Activity - The listing is to be printed in full, exactly as given.

Data in this exercise -

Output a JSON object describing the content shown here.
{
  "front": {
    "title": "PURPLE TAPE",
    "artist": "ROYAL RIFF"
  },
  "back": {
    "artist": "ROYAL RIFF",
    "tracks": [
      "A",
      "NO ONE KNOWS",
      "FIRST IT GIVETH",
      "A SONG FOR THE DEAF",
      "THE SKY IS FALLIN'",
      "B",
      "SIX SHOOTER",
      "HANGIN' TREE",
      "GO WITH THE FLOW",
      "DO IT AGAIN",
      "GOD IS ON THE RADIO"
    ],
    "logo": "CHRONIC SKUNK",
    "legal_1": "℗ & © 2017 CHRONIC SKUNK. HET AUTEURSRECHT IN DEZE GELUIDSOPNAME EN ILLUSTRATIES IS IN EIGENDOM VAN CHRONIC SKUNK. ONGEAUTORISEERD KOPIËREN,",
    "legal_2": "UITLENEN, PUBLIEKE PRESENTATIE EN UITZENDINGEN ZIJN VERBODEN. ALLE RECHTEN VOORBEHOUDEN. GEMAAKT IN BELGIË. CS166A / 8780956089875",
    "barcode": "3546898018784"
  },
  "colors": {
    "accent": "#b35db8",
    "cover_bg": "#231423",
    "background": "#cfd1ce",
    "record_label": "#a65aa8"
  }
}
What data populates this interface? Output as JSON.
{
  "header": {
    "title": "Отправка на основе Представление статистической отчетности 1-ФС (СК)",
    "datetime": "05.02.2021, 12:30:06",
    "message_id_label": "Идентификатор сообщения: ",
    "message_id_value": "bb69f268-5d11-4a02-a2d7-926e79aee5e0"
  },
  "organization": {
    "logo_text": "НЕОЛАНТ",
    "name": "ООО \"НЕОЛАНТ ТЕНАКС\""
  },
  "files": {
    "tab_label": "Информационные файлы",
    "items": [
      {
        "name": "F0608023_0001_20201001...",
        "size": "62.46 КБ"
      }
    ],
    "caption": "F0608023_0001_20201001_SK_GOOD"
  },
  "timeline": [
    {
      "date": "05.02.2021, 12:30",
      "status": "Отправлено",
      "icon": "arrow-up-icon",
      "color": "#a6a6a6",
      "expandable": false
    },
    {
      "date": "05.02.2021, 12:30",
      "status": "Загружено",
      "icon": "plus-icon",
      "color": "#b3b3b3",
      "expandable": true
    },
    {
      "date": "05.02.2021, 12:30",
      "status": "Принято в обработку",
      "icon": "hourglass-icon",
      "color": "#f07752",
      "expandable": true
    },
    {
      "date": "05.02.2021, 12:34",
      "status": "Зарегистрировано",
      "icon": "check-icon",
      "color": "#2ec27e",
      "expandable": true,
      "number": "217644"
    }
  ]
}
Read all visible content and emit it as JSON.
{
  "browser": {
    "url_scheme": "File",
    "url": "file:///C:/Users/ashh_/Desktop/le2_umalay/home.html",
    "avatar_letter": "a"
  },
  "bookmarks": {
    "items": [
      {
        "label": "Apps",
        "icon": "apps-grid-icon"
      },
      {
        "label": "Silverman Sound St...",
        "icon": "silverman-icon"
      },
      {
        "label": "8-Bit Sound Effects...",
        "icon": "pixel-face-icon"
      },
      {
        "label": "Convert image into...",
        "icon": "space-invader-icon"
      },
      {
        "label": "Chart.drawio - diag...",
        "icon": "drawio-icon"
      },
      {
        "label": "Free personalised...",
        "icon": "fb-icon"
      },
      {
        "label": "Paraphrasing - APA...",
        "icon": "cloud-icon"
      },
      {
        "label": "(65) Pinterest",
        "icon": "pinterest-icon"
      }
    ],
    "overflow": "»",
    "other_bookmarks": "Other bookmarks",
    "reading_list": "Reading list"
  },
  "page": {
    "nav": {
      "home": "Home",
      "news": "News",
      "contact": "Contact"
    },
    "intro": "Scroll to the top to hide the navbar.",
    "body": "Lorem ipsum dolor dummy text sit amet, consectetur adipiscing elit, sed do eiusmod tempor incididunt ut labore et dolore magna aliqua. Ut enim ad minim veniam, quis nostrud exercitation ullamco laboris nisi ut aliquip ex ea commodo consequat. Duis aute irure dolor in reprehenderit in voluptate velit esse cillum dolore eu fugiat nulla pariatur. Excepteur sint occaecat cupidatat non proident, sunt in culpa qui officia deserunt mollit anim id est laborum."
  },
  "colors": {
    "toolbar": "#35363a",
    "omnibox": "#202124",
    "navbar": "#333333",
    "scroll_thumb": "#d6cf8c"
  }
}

Result -
Output a JSON object describing the content shown here.
{
  "front": {
    "title": "PURPLE TAPE",
    "artist": "ROYAL RIFF"
  },
  "back": {
    "artist": "ROYAL RIFF",
    "tracks": [
      "A",
      "NO ONE KNOWS",
      "FIRST IT GIVETH",
      "A SONG FOR THE DEAF",
      "THE SKY IS FALLIN'",
      "B",
      "SIX SHOOTER",
      "HANGIN' TREE",
      "GO WITH THE FLOW",
      "DO IT AGAIN",
      "GOD IS ON THE RADIO"
    ],
    "logo": "CHRONIC SKUNK",
    "legal_1": "℗ & © 2017 CHRONIC SKUNK. HET AUTEURSRECHT IN DEZE GELUIDSOPNAME EN ILLUSTRATIES IS IN EIGENDOM VAN CHRONIC SKUNK. ONGEAUTORISEERD KOPIËREN,",
    "legal_2": "UITLENEN, PUBLIEKE PRESENTATIE EN UITZENDINGEN ZIJN VERBODEN. ALLE RECHTEN VOORBEHOUDEN. GEMAAKT IN BELGIË. CS166A / 8780956089875",
    "barcode": "3546898018784"
  },
  "colors": {
    "accent": "#b35db8",
    "cover_bg": "#231423",
    "background": "#cfd1ce",
    "record_label": "#a65aa8"
  }
}
What data populates this interface? Output as JSON.
{
  "header": {
    "title": "Отправка на основе Представление статистической отчетности 1-ФС (СК)",
    "datetime": "05.02.2021, 12:30:06",
    "message_id_label": "Идентификатор сообщения: ",
    "message_id_value": "bb69f268-5d11-4a02-a2d7-926e79aee5e0"
  },
  "organization": {
    "logo_text": "НЕОЛАНТ",
    "name": "ООО \"НЕОЛАНТ ТЕНАКС\""
  },
  "files": {
    "tab_label": "Информационные файлы",
    "items": [
      {
        "name": "F0608023_0001_20201001...",
        "size": "62.46 КБ"
      }
    ],
    "caption": "F0608023_0001_20201001_SK_GOOD"
  },
  "timeline": [
    {
      "date": "05.02.2021, 12:30",
      "status": "Отправлено",
      "icon": "arrow-up-icon",
      "color": "#a6a6a6",
      "expandable": false
    },
    {
      "date": "05.02.2021, 12:30",
      "status": "Загружено",
      "icon": "plus-icon",
      "color": "#b3b3b3",
      "expandable": true
    },
    {
      "date": "05.02.2021, 12:30",
      "status": "Принято в обработку",
      "icon": "hourglass-icon",
      "color": "#f07752",
      "expandable": true
    },
    {
      "date": "05.02.2021, 12:34",
      "status": "Зарегистрировано",
      "icon": "check-icon",
      "color": "#2ec27e",
      "expandable": true,
      "number": "217644"
    }
  ]
}
Read all visible content and emit it as JSON.
{
  "browser": {
    "url_scheme": "File",
    "url": "file:///C:/Users/ashh_/Desktop/le2_umalay/home.html",
    "avatar_letter": "a"
  },
  "bookmarks": {
    "items": [
      {
        "label": "Apps",
        "icon": "apps-grid-icon"
      },
      {
        "label": "Silverman Sound St...",
        "icon": "silverman-icon"
      },
      {
        "label": "8-Bit Sound Effects...",
        "icon": "pixel-face-icon"
      },
      {
        "label": "Convert image into...",
        "icon": "space-invader-icon"
      },
      {
        "label": "Chart.drawio - diag...",
        "icon": "drawio-icon"
      },
      {
        "label": "Free personalised...",
        "icon": "fb-icon"
      },
      {
        "label": "Paraphrasing - APA...",
        "icon": "cloud-icon"
      },
      {
        "label": "(65) Pinterest",
        "icon": "pinterest-icon"
      }
    ],
    "overflow": "»",
    "other_bookmarks": "Other bookmarks",
    "reading_list": "Reading list"
  },
  "page": {
    "nav": {
      "home": "Home",
      "news": "News",
      "contact": "Contact"
    },
    "intro": "Scroll to the top to hide the navbar.",
    "body": "Lorem ipsum dolor dummy text sit amet, consectetur adipiscing elit, sed do eiusmod tempor incididunt ut labore et dolore magna aliqua. Ut enim ad minim veniam, quis nostrud exercitation ullamco laboris nisi ut aliquip ex ea commodo consequat. Duis aute irure dolor in reprehenderit in voluptate velit esse cillum dolore eu fugiat nulla pariatur. Excepteur sint occaecat cupidatat non proident, sunt in culpa qui officia deserunt mollit anim id est laborum."
  },
  "colors": {
    "toolbar": "#35363a",
    "omnibox": "#202124",
    "navbar": "#333333",
    "scroll_thumb": "#d6cf8c"
  }
}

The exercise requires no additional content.